> [Directions for this task] Gather all lines in the entries that include the word "link".

═══ Material to process ═══

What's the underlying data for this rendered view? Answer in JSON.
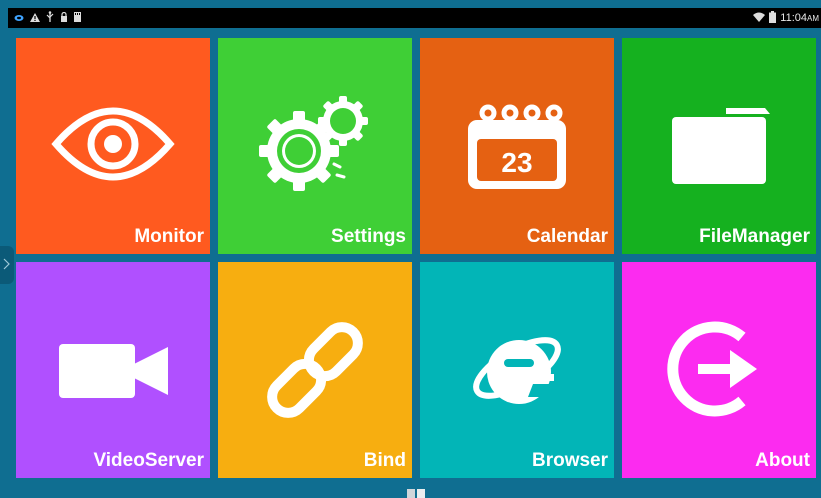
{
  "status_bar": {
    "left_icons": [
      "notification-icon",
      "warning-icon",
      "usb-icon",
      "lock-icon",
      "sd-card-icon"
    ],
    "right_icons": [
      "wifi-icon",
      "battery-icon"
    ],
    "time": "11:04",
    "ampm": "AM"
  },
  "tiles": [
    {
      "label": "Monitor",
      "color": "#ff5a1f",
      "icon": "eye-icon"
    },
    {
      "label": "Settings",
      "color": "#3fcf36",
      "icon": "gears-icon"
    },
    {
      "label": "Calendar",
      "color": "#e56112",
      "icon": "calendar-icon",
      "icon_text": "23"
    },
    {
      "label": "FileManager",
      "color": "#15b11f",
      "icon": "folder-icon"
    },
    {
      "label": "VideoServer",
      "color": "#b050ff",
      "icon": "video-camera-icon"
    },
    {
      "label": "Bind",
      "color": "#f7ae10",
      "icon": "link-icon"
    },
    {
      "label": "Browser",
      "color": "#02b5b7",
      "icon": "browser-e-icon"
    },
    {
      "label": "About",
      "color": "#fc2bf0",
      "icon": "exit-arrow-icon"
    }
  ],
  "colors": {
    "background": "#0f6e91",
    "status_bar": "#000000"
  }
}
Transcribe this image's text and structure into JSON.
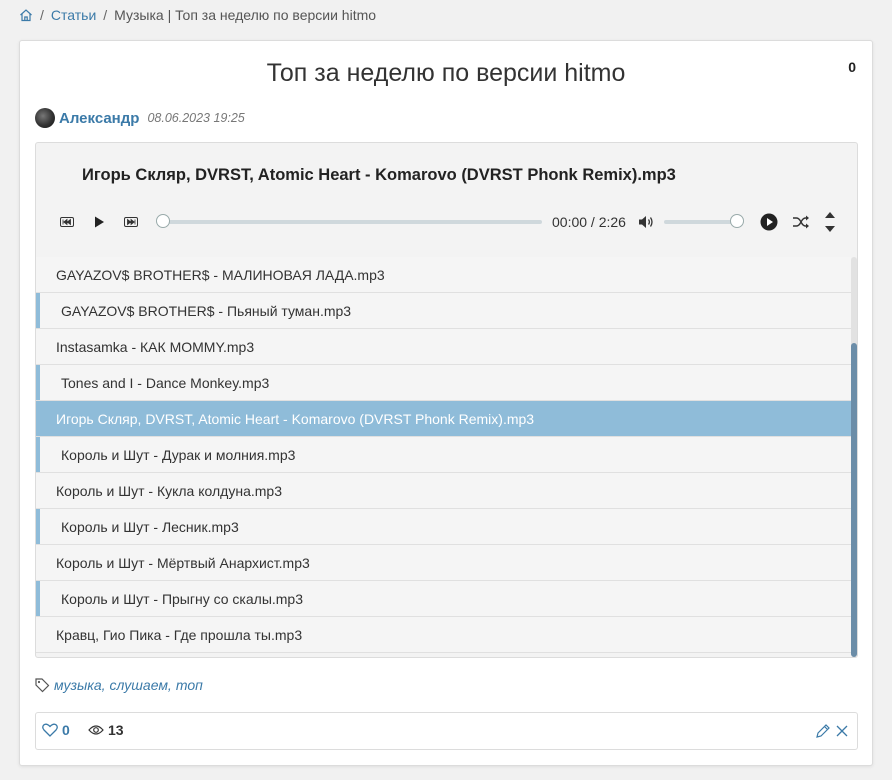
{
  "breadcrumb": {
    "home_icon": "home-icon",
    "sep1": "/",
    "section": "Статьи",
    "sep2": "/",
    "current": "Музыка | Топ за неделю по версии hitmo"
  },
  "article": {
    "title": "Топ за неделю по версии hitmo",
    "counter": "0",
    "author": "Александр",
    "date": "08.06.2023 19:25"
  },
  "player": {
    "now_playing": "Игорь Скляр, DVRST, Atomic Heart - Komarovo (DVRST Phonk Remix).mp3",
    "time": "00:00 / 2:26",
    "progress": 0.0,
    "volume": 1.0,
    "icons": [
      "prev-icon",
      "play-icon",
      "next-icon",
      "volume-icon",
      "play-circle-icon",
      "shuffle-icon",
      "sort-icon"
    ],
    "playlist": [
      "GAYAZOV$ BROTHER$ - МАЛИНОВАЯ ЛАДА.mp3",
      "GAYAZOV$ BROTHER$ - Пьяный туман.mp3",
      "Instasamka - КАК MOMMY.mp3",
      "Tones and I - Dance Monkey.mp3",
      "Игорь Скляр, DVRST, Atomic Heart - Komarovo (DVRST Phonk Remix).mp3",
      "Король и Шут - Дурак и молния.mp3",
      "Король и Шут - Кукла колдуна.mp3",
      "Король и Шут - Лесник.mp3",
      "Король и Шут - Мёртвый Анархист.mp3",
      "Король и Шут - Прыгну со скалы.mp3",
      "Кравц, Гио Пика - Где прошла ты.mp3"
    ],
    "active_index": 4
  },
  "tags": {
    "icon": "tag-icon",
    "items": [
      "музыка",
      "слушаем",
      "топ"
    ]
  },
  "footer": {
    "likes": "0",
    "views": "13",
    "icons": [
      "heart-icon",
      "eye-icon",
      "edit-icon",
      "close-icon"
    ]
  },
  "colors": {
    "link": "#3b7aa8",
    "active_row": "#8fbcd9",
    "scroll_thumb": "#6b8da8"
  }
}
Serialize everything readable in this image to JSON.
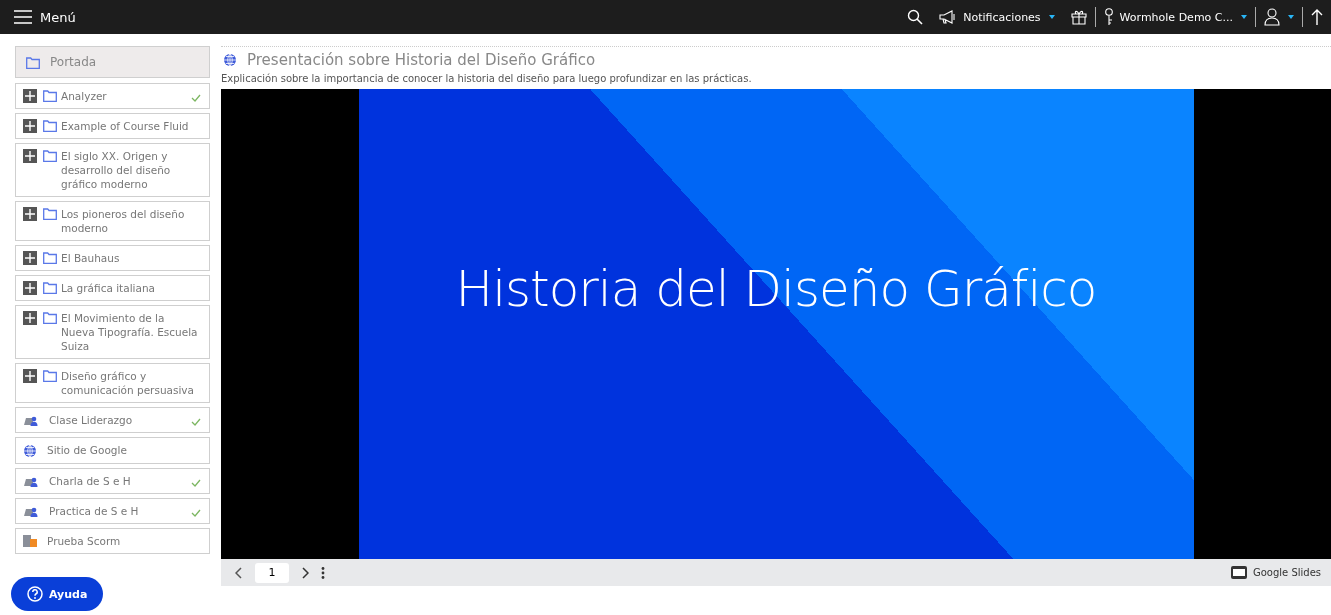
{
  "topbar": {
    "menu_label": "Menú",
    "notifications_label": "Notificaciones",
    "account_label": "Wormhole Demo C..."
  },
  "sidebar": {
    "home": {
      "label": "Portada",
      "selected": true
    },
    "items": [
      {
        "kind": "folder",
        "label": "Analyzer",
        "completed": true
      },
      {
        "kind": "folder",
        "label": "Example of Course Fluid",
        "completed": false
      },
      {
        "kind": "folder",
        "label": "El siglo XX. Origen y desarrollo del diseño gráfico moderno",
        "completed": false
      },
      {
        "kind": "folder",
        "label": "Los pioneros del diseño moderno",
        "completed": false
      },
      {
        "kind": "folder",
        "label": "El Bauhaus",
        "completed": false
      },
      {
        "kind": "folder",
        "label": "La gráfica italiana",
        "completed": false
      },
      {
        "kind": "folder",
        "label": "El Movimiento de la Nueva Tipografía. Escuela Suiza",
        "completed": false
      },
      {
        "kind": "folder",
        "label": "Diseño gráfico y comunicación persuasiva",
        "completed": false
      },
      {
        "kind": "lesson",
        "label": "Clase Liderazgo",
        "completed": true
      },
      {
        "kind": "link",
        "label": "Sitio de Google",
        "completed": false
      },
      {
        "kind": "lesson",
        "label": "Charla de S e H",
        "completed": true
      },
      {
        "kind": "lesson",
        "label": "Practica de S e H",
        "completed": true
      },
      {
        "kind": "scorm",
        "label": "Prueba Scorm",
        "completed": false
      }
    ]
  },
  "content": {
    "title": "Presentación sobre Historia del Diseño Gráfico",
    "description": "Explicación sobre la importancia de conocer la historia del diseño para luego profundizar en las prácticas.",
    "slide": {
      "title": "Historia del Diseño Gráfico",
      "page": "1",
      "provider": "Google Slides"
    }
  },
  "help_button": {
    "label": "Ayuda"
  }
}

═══
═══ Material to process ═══

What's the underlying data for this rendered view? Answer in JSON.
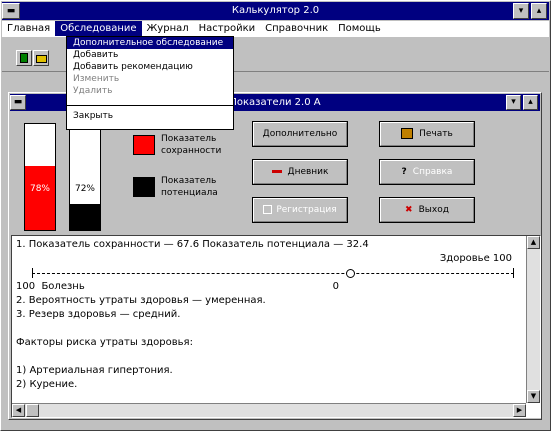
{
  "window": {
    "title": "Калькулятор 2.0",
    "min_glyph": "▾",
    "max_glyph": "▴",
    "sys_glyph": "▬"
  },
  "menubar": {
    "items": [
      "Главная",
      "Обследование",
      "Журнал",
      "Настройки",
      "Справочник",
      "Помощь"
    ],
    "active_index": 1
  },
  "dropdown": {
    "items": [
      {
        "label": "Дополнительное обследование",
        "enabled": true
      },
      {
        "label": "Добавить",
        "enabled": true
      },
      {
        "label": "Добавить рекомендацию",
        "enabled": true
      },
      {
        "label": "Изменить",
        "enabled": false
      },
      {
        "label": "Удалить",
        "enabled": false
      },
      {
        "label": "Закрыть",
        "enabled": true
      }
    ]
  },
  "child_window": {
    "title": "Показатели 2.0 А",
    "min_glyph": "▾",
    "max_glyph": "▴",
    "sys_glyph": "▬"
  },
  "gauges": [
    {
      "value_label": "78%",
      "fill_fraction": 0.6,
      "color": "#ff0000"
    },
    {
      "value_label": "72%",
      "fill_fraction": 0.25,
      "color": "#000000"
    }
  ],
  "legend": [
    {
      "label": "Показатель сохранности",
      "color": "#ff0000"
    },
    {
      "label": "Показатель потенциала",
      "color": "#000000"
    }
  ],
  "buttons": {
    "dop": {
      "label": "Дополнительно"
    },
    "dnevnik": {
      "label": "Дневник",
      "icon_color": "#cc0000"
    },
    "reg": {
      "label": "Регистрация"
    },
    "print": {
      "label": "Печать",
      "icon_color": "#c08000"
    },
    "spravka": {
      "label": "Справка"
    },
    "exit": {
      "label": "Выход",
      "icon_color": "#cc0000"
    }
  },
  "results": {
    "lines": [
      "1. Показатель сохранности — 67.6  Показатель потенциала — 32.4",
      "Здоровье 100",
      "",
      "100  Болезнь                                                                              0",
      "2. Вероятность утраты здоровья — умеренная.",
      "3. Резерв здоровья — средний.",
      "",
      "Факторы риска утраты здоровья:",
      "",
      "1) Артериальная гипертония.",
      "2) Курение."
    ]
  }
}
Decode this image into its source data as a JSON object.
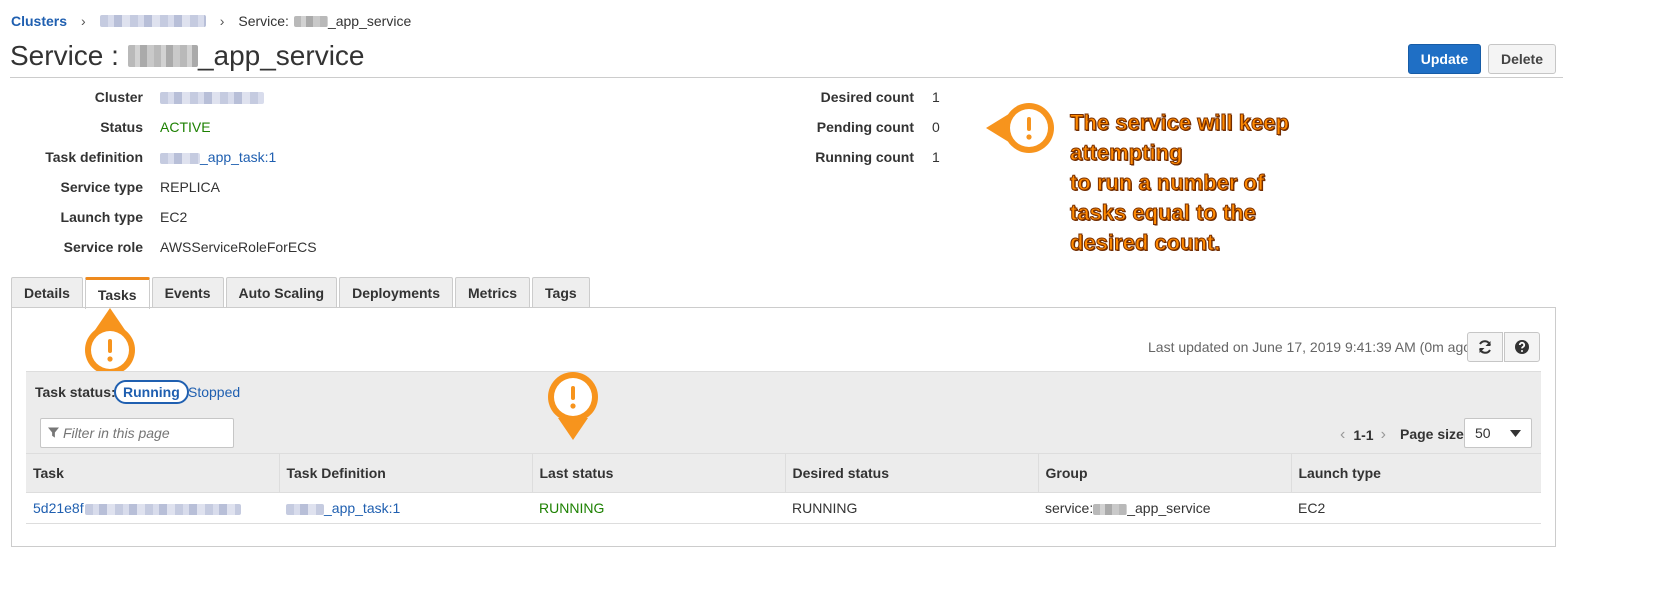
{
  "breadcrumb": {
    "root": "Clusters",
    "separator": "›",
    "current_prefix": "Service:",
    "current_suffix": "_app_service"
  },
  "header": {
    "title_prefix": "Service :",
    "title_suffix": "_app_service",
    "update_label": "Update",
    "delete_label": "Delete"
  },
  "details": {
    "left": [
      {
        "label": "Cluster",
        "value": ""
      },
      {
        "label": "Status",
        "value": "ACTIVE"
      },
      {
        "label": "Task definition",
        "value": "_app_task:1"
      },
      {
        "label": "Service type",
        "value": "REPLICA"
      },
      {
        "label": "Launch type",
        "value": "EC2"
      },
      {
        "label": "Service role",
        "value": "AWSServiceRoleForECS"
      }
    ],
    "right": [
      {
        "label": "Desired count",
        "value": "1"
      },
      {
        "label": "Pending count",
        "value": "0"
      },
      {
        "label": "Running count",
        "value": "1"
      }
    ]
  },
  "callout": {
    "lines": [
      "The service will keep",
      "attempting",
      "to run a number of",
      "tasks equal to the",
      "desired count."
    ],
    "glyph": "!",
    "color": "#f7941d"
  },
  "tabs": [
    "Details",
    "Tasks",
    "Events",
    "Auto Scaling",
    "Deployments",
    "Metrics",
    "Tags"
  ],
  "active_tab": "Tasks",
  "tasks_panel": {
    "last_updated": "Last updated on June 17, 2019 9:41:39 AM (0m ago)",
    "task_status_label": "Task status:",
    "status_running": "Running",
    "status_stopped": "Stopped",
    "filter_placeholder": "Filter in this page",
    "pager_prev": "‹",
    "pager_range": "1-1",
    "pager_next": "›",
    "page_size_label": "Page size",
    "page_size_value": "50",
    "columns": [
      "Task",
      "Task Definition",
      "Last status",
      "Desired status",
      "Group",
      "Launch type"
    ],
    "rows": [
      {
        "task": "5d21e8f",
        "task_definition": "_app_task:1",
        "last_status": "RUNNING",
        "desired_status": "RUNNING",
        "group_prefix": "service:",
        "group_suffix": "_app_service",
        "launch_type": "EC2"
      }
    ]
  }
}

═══

> [Answer to this problem]
      "icon": "link-icon"
    "link": "#3b7aa8",
        "kind": "link",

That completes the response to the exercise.